In 1966, Variety called Andy Warhol’s Chelsea Girls, now a cult classic, “a pointless, excruciatingly dull three-and-a-half hours.” Variety isn’t entirely incorrect about the three-and-a-half hours of excruciating dullness, but it’s not fair to equate that with pointlessness. The film, which is playing at the Castro Theatre on November 6, has its place in cinema history and is not without purpose.
Chelsea Girls is a collection of twelve vignettes shot in various rooms in New York’s landmark Hotel Chelsea. The "stories" — a term used loosely since most lack a traditional narrative structure — are each approximately thirty minutes long and two are projected side-by-side at all times. There is only one audio track, which always renders one vignette silent. The audio switches between the two video channels, but some vignettes are entirely devoid of sound.
The opening scene includes a vignette showing singer Nico combing her hair, peering into a mirror, and calmly conversing with a man and a child. The camera moves around the room without any discernible order, cueing the visual style of the following 200 minutes. On the other channel a man played by Ondine, an actor who appeared in many of Warhol’s films, chats with a character played by Ingrid Superstar in a dark room. The nature of their conversation is unknown until the audio switches to reveal Superstar’s character confessing to either a former priest or a fake priest, depending on which declaration one chooses to believe. The rambling, improvised, and confrontational confession provides the bulk of the laughs in Chelsea Girls, as Ondine and Superstar bicker about grammar, ear piercings, deodorant, and their first sexual experiences. The vignettes grow increasingly hostile, as Warhol’s superstars fight amongst themselves, use drugs, and chew each others clothes.
Throughout the film, viewers must choose which channel to pay attention to and the easiest choice is the channel with accompanying audio. But with some pairings, the action in the silent channel draws the viewer’s attention across the aural barrier. As one vignette begins, two men are smoking cigarettes in bed, one is in a bathrobe and the other in his underwear. The scene is usual enough, but at some point the shot widens and there are two women in the room. The change is missed if the viewer is watching the other channel that is accompanied by sound. Later, one of the women begins tying up the man in his underwear. Without sound, and often witnessed in fractured moments of attention, the logic of the events in this vignette are never revealed. Viewers can choose to create a narrative or just take in what they see as-is.
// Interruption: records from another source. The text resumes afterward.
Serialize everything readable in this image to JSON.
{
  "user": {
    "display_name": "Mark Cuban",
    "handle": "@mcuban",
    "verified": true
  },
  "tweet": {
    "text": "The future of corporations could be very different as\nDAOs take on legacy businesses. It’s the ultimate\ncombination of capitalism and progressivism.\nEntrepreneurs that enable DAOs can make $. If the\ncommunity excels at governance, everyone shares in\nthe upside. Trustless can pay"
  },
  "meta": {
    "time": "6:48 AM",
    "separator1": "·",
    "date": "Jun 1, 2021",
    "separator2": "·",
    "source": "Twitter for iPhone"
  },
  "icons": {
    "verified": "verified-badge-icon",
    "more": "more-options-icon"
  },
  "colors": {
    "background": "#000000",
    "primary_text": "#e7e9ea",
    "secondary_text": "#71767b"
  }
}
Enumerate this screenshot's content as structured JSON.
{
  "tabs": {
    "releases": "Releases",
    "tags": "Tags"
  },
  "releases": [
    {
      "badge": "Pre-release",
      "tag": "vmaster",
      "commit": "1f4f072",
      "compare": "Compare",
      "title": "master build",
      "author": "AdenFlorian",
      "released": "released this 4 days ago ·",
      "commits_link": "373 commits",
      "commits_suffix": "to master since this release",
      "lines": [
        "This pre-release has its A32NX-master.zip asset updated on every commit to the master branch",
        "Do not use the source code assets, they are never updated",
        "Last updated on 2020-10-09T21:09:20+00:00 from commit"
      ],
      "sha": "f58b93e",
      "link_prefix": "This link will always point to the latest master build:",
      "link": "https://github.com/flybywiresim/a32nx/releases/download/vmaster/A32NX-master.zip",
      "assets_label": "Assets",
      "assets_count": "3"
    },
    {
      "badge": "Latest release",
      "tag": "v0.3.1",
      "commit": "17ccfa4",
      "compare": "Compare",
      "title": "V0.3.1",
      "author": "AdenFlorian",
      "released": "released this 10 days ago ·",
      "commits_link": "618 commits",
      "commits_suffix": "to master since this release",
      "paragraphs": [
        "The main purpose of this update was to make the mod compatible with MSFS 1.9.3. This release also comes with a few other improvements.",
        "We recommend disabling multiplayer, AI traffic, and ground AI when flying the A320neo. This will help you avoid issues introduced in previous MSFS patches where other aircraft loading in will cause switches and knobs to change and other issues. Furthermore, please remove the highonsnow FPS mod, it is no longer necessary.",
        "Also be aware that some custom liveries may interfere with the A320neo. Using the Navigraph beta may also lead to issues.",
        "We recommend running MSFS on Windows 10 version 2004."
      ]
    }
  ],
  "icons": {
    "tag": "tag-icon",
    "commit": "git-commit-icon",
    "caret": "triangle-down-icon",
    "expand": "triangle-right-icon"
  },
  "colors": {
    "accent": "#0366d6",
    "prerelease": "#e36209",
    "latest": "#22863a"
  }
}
Having grown up at a time when Warhol was already written into art history and the surviving cast members were senior citizens, it can be difficult to intuitively feel the transgressive nature of the subject matter. I must remind myself that this was a different time, make assumptions about what was shocking to see on screen then, and place the film in historical context. On the other hand, a half century of experimental film and underground cinema doesn't ease the blow of Chelsea Girls' cinematography or structure.
If you find experimental film difficult or tedium pointless, this may not be the film to dig deeper with. But if you enjoy such a challenge and are interested in the history of underground cinema, Chelsea Girls is a classic worth seeing. It is not a classic in the way Metropolis or Gone with the Wind are, but it is a classic nonetheless. And watching the film on a big screen and in a big crowd will undoubtedly be more enjoyable than watching it on your laptop, should you ever find a copy.
Chelsea Girls screens Thursday, Nov. 6, 2014, 7pm at San Francisco’s Castro Theatre. For more information visit sfcinematheque.org.